Future of Tax Extender Legislation Uncertain

February 17, 2019 | Kristine Tidgren

On February 15, 2019, President Trump signed the Consolidated Appropriations Act, 2019, into law. This new law averted a second government shutdown and funded the IRS through the end of September, 2019. The law did not include any provisions to retroactively revive and extend 26 temporary tax breaks that expired at the end of 2017. It is unclear whether such legislation may be addressed in the near future. In the meantime, taxpayers are filing 2018 returns without the benefit of the following tax provisions:

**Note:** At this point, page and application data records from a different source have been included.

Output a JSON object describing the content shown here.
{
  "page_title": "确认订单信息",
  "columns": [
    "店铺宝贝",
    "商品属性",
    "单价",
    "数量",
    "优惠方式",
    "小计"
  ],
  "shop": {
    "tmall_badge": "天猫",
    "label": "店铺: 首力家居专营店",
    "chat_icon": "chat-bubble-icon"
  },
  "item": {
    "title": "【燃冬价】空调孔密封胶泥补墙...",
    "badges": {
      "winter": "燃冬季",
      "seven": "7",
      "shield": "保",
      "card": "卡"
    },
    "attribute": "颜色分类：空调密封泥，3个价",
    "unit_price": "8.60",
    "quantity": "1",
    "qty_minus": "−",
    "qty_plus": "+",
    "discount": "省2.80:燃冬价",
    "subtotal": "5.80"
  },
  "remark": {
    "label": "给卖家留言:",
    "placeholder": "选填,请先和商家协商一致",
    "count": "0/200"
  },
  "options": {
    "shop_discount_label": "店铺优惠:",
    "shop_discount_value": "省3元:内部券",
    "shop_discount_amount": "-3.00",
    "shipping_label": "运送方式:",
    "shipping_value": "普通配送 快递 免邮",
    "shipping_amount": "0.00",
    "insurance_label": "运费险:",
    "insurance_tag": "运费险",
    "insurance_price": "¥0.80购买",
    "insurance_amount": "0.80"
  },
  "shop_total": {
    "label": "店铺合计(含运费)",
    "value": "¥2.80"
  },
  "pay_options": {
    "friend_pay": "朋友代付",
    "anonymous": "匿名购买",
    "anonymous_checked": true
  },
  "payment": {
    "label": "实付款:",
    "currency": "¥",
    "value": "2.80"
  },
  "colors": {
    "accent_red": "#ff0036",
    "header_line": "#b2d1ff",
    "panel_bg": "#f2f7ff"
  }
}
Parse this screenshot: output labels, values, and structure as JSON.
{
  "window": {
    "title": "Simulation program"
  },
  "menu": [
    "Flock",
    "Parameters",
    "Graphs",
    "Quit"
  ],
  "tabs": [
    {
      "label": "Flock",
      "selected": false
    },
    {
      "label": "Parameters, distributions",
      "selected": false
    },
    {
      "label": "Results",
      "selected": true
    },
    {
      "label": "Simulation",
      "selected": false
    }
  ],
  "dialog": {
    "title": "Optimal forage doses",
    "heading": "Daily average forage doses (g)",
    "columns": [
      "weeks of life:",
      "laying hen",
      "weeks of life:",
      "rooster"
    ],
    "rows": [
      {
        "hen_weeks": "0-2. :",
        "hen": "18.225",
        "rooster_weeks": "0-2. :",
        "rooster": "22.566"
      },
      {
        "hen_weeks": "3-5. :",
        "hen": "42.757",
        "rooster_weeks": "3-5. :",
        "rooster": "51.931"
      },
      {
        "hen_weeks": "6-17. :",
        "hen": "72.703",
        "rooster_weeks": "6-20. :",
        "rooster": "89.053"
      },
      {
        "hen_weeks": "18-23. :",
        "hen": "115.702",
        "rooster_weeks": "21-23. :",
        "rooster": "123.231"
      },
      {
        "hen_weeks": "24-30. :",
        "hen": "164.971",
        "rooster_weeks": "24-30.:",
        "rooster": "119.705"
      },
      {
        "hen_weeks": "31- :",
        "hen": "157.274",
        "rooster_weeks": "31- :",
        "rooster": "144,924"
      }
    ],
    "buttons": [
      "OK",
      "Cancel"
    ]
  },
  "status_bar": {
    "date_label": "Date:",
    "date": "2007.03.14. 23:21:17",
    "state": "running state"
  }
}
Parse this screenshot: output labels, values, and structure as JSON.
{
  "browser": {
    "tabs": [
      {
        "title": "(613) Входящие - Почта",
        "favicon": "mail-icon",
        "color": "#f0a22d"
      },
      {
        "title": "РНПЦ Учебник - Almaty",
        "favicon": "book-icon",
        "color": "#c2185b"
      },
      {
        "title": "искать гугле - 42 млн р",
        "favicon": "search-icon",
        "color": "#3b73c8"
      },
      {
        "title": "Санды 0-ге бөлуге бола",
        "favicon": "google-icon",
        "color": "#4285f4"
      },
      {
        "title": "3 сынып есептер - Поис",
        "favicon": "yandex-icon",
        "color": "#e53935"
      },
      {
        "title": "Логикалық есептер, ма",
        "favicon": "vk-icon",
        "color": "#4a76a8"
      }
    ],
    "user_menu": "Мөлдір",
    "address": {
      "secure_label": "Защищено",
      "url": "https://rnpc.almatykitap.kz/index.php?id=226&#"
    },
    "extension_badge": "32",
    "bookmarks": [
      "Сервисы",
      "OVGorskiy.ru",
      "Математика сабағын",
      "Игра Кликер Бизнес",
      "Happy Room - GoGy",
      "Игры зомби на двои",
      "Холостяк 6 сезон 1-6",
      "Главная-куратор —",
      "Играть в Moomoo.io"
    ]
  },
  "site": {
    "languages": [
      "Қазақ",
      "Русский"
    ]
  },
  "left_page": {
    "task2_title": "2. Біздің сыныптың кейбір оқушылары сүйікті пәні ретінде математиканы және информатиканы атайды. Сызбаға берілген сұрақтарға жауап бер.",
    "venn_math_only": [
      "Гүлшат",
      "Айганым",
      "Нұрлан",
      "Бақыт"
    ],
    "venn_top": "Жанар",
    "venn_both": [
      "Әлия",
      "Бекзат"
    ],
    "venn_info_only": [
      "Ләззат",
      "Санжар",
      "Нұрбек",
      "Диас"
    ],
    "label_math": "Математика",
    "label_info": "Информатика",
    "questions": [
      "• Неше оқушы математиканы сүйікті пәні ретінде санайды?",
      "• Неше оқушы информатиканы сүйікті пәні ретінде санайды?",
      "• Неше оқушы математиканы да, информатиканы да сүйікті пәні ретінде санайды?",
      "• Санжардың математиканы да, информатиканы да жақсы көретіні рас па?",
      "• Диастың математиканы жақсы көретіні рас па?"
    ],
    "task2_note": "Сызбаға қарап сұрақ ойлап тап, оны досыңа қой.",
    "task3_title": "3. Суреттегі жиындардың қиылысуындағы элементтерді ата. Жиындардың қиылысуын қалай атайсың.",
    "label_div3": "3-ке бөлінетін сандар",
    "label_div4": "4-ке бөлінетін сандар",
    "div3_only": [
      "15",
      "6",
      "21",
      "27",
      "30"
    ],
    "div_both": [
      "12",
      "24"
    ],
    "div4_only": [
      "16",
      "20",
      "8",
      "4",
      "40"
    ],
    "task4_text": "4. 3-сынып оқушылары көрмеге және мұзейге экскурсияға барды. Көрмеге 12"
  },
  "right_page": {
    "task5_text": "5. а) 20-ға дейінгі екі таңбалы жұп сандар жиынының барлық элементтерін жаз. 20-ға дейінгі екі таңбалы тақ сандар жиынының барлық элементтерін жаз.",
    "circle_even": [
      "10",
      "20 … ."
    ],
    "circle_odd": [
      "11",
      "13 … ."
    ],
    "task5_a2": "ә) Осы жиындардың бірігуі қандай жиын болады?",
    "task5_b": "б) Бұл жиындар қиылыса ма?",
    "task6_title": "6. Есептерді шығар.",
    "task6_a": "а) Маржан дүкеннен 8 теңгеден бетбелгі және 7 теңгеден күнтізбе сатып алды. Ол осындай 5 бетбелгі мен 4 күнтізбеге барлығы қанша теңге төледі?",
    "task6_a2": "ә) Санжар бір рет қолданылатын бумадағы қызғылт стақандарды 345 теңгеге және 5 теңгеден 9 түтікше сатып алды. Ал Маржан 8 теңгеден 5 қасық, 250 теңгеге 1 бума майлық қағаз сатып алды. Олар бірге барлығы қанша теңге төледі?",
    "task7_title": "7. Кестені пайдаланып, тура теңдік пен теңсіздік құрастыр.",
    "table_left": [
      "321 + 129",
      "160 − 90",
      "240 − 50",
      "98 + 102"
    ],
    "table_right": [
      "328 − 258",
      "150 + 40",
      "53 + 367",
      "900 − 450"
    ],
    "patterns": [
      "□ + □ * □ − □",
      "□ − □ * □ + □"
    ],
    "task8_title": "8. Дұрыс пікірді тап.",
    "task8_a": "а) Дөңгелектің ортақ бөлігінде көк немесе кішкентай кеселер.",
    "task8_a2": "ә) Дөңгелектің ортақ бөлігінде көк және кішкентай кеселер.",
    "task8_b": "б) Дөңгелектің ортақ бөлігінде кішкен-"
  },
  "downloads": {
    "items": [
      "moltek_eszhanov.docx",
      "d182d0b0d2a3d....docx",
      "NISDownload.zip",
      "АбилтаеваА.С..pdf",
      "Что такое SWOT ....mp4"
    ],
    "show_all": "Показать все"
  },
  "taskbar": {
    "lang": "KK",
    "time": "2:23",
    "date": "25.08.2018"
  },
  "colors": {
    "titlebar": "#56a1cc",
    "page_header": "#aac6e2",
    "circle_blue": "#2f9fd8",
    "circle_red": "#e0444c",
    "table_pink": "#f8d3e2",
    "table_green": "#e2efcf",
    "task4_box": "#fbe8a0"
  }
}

  • IRC § 108(a)(1)(E)(ii) discharge of qualified principal residence indebtedness exclusion from income
  • IRC § 163(h)(3)(E) provision allowing premiums paid or accrued for qualified mortgage insurance by a taxpayer in connection with acquisition indebtedness for a qualified residence to be treated as qualified residence interest.
  • IRC § 222  above-the-line deduction for qualified tuition and related expenses
  • IRC § 25C credit for nonbusiness energy property
  • IRC § 30B credit for new qualified fuel cell motor vehicles
  • IRC § 30C credit for alternative fuel vehicle refueling property
  • IRC § 30D credit for 2-wheeled plug-in electric vehicles
  • IRC §40 second generation biofuel producer credit
  • IRC § 40A biodiesel and renewable diesel incentives
  • IRC § 45(d) credits with respect to the following:
    • Closed-loop biomass facility
    • Open-loop biomass facility
    • Geothermal energy facilities
    • Landfill gas facilities
    • Trash facilities
    • Marine and hydrokinetic renewable energy facilities
  • IRC § 45L credit for energy-efficient new homes
  • IRC § 168(l) special depreciation allowance for qualified second generation biofuel plant property

For a complete list of expired tax provisions, see this report.